» WORK INSTRUCTIONS
Show only those lines of the entries where the string "GOAT" is found.

━━━━

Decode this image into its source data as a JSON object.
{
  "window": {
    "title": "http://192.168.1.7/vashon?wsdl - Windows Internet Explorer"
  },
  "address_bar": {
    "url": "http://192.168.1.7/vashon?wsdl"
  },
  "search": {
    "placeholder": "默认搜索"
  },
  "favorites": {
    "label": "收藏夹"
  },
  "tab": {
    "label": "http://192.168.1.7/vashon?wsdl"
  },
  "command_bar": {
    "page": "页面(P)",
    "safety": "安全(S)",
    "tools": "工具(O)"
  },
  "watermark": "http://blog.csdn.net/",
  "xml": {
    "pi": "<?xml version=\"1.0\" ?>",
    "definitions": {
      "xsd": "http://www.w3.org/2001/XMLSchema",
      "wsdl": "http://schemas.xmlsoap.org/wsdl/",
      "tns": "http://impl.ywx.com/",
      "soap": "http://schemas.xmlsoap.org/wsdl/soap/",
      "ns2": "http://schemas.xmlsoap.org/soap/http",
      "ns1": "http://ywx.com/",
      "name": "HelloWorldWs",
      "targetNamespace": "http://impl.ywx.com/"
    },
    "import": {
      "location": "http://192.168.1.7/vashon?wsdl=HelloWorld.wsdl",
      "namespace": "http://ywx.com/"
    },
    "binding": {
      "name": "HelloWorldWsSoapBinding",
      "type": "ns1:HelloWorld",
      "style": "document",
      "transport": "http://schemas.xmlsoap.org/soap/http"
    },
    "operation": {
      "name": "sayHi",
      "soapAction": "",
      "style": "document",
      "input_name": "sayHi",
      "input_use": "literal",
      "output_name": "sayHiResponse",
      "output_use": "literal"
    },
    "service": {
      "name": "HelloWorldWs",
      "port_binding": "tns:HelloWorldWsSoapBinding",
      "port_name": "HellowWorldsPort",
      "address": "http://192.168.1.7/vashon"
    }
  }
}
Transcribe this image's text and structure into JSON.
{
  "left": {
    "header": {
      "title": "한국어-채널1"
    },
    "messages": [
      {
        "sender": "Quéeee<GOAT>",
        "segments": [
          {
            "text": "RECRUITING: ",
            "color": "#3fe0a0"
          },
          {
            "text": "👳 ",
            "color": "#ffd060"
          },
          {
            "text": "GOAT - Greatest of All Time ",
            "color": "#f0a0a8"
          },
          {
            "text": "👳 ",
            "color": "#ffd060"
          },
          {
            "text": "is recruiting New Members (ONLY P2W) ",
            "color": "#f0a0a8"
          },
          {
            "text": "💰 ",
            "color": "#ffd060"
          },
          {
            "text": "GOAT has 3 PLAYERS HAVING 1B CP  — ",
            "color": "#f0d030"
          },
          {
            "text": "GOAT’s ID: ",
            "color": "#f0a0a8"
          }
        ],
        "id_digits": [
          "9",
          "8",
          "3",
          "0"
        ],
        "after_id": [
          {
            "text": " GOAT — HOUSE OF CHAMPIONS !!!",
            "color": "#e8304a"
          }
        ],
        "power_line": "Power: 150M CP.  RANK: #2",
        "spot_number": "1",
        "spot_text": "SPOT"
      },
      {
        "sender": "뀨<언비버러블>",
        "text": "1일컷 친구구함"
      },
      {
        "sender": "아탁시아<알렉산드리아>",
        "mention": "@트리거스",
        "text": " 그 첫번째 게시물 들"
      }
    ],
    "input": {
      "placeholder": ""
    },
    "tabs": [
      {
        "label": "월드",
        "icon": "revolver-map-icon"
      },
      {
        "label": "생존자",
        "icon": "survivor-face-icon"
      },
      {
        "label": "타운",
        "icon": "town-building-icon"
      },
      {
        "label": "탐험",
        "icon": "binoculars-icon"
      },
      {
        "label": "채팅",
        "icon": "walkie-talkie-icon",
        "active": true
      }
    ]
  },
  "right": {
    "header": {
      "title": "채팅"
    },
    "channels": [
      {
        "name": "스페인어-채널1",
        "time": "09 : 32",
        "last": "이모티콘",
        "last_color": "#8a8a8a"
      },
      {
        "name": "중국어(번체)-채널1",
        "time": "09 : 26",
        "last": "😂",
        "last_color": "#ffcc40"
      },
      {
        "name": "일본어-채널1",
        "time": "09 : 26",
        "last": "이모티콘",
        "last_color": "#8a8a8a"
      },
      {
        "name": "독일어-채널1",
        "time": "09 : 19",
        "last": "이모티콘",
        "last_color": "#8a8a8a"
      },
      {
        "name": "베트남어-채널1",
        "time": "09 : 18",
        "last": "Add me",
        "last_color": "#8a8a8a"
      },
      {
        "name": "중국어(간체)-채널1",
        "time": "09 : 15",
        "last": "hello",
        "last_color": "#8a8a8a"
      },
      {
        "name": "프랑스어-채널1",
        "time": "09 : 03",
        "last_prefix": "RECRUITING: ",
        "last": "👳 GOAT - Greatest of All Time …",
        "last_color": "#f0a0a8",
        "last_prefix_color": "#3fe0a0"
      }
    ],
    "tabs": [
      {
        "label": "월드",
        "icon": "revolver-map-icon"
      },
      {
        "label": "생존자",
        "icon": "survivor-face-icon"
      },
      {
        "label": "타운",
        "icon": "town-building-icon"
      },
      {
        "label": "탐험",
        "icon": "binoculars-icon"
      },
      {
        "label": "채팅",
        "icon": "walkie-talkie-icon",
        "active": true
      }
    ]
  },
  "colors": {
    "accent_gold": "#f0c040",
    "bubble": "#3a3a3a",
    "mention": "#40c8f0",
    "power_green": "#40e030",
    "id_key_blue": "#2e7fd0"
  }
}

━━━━

» FINISHED EXERCISE
        "sender": "Quéeee<GOAT>",
            "text": "GOAT - Greatest of All Time ",
            "text": "GOAT has 3 PLAYERS HAVING 1B CP  — ",
            "text": "GOAT’s ID: ",
            "text": " GOAT — HOUSE OF CHAMPIONS !!!",
        "last": "👳 GOAT - Greatest of All Time …",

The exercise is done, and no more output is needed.